Personal Injury Discount Rate - Who pays?

You may have seen or read about the recently announced change in the Personal Injury Discount Rate, sometimes known as the Ogden rate.  This has been reduced from 2.5% to -0.75% with effect from March 2017.

You might well ask what on earth is this and what is it got to do with me?

This discount rate has traditionally been applied to lump-sum payments made by insurance companies to claimants following injuries sustained in motor accidents or accidents suffered at work or on other’s premises. The idea behind it is that the claimant should not be overcompensated for their injuries, given that they are receiving a large lump sum and could receive future investment income on this money. It is a way therefore, of reducing the payment that the insurers make and shifting some of this future investment risk to the claimant.

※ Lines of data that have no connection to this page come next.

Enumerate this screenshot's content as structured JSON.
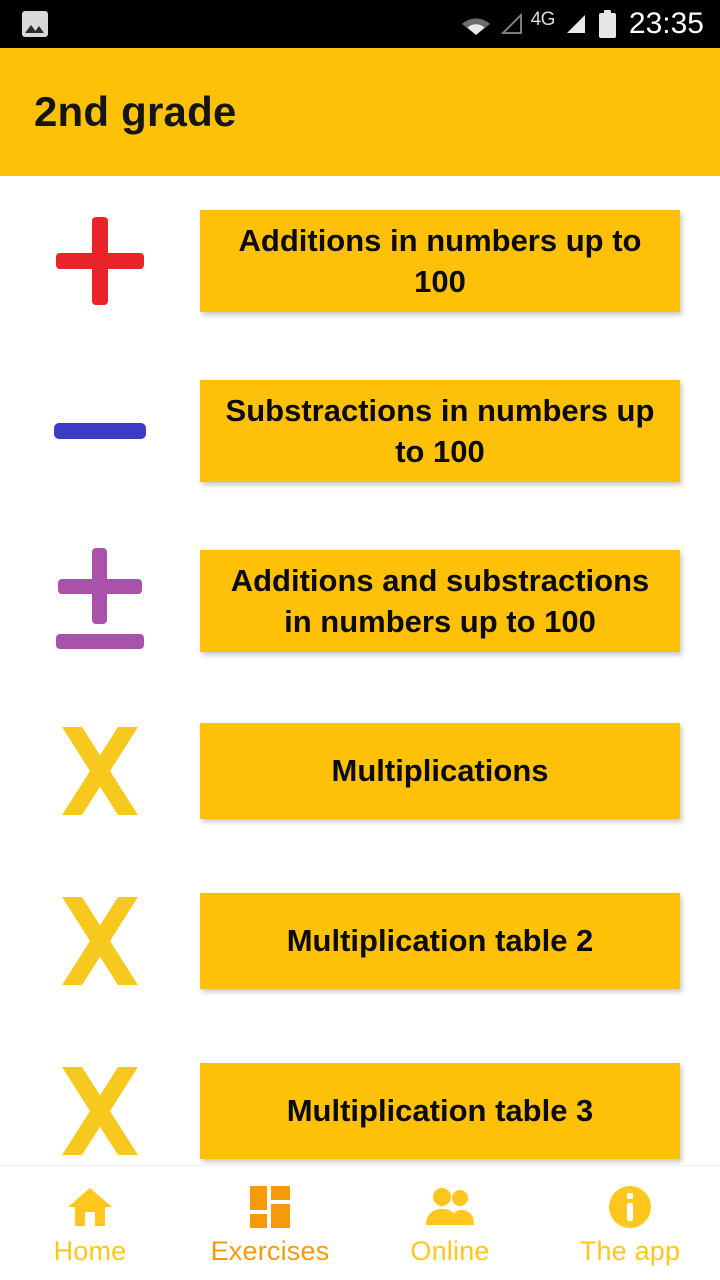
{
  "statusbar": {
    "photo_icon": "image-icon",
    "wifi_icon": "wifi-icon",
    "signal_empty_icon": "signal-empty-icon",
    "network_label": "4G",
    "signal_full_icon": "signal-full-icon",
    "battery_icon": "battery-icon",
    "time": "23:35"
  },
  "appbar": {
    "title": "2nd grade",
    "background_color": "#FFC107"
  },
  "colors": {
    "amber": "#FFC107",
    "plus_red": "#E8232A",
    "minus_blue": "#3B3BC4",
    "plusminus_purple": "#AA52AA",
    "times_yellow": "#F7C91E",
    "nav_yellow": "#FFC61E",
    "nav_active_orange": "#F59B0B"
  },
  "exercises": [
    {
      "icon": "plus-icon",
      "icon_color": "#E8232A",
      "label": "Additions in numbers up to 100"
    },
    {
      "icon": "minus-icon",
      "icon_color": "#3B3BC4",
      "label": "Substractions in numbers up to 100"
    },
    {
      "icon": "plus-minus-icon",
      "icon_color": "#AA52AA",
      "label": "Additions and substractions in numbers up to 100"
    },
    {
      "icon": "times-icon",
      "icon_color": "#F7C91E",
      "label": "Multiplications"
    },
    {
      "icon": "times-icon",
      "icon_color": "#F7C91E",
      "label": "Multiplication table 2"
    },
    {
      "icon": "times-icon",
      "icon_color": "#F7C91E",
      "label": "Multiplication table 3"
    }
  ],
  "bottomnav": {
    "items": [
      {
        "icon": "home-icon",
        "label": "Home",
        "active": false
      },
      {
        "icon": "grid-icon",
        "label": "Exercises",
        "active": true
      },
      {
        "icon": "people-icon",
        "label": "Online",
        "active": false
      },
      {
        "icon": "info-icon",
        "label": "The app",
        "active": false
      }
    ]
  }
}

As you will know, investment returns in recent years have been much lower and hence this reduction in the discount reflects the fact that the claimant’s will receive a much lower return on the invested lump sum. The fact that the rate has changed to a negative figure means that the insurers will have to “top up” their settlements.

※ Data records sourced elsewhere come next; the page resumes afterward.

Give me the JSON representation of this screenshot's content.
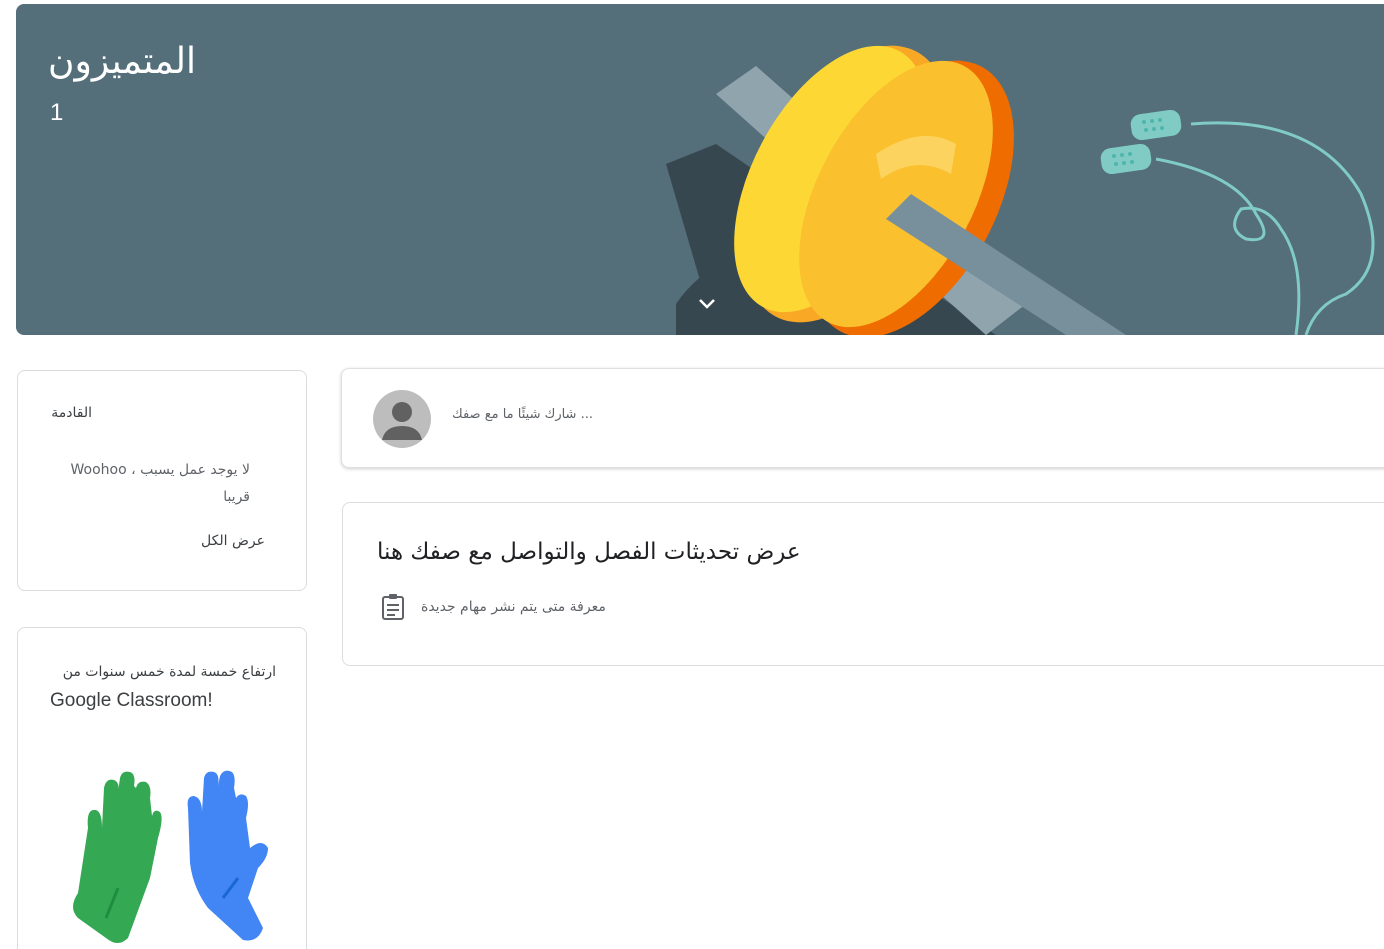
{
  "banner": {
    "class_name": "المتميزون",
    "section": "1",
    "background_color": "#546e7a",
    "illustration_icon": "weight-plate-and-earphones-illustration",
    "expand_icon": "chevron-down-icon"
  },
  "upcoming": {
    "title": "القادمة",
    "message": "لا يوجد عمل يسبب ، Woohoo قريبا",
    "view_all": "عرض الكل"
  },
  "promo": {
    "line1": "ارتفاع خمسة لمدة خمس سنوات من",
    "line2": "Google Classroom!",
    "illustration_icon": "high-five-hands-illustration"
  },
  "share": {
    "placeholder": "... شارك شيئًا ما مع صفك",
    "avatar_icon": "default-avatar-icon"
  },
  "info": {
    "heading": "عرض تحديثات الفصل والتواصل مع صفك هنا",
    "subtext": "معرفة متى يتم نشر مهام جديدة",
    "icon": "assignment-icon"
  }
}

It is difficult to know whether to feel sympathy for the insurance companies or not as it has been known for many years that the rate was going to be reduced and the insurers have largely failed to plan for this and are now complaining at the amount of extra reserving they are having to do to pay for this. Having said that, the cut was much more savage than anyone had expected.

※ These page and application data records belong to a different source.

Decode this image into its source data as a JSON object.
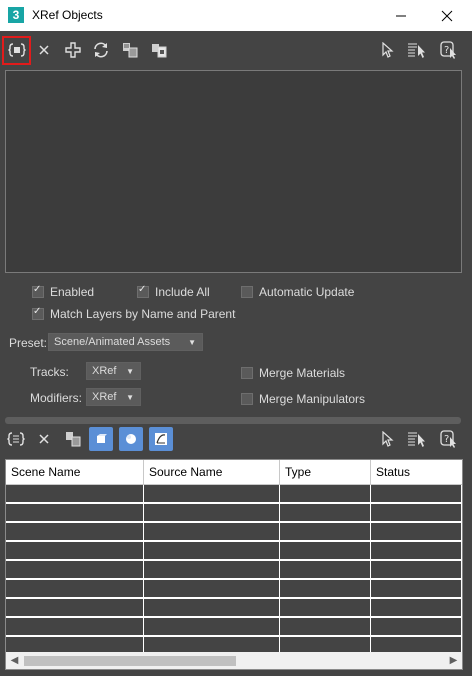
{
  "window": {
    "title": "XRef Objects",
    "app_icon": "3"
  },
  "top_toolbar": {
    "icons": [
      "create-xref-record-icon",
      "remove-icon",
      "add-objects-icon",
      "refresh-icon",
      "merge-in-scene-icon",
      "convert-selected-icon",
      "select-icon",
      "select-by-name-icon",
      "highlight-selected-icon"
    ]
  },
  "options": {
    "enabled": {
      "label": "Enabled",
      "checked": true
    },
    "include_all": {
      "label": "Include All",
      "checked": true
    },
    "automatic_update": {
      "label": "Automatic Update",
      "checked": false
    },
    "match_layers": {
      "label": "Match Layers by Name and Parent",
      "checked": true
    },
    "preset_label": "Preset:",
    "preset_value": "Scene/Animated Assets",
    "tracks_label": "Tracks:",
    "tracks_value": "XRef",
    "modifiers_label": "Modifiers:",
    "modifiers_value": "XRef",
    "merge_materials": {
      "label": "Merge Materials",
      "checked": false
    },
    "merge_manipulators": {
      "label": "Merge Manipulators",
      "checked": false
    }
  },
  "entities_table": {
    "columns": [
      "Scene Name",
      "Source Name",
      "Type",
      "Status"
    ]
  }
}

Whilst the insurers could have been more proactive over the past decade in preparing for this change it is the policyholder who will eventually pay for this in terms of higher premiums. Not only will motor rates rise but any legal liability policies such as public liability or employers liability will also feel the heat. This, on top of the continued rise in insurance premium tax will mean that your insurance spend will be inevitably rising higher than the rate of inflation over the next few years.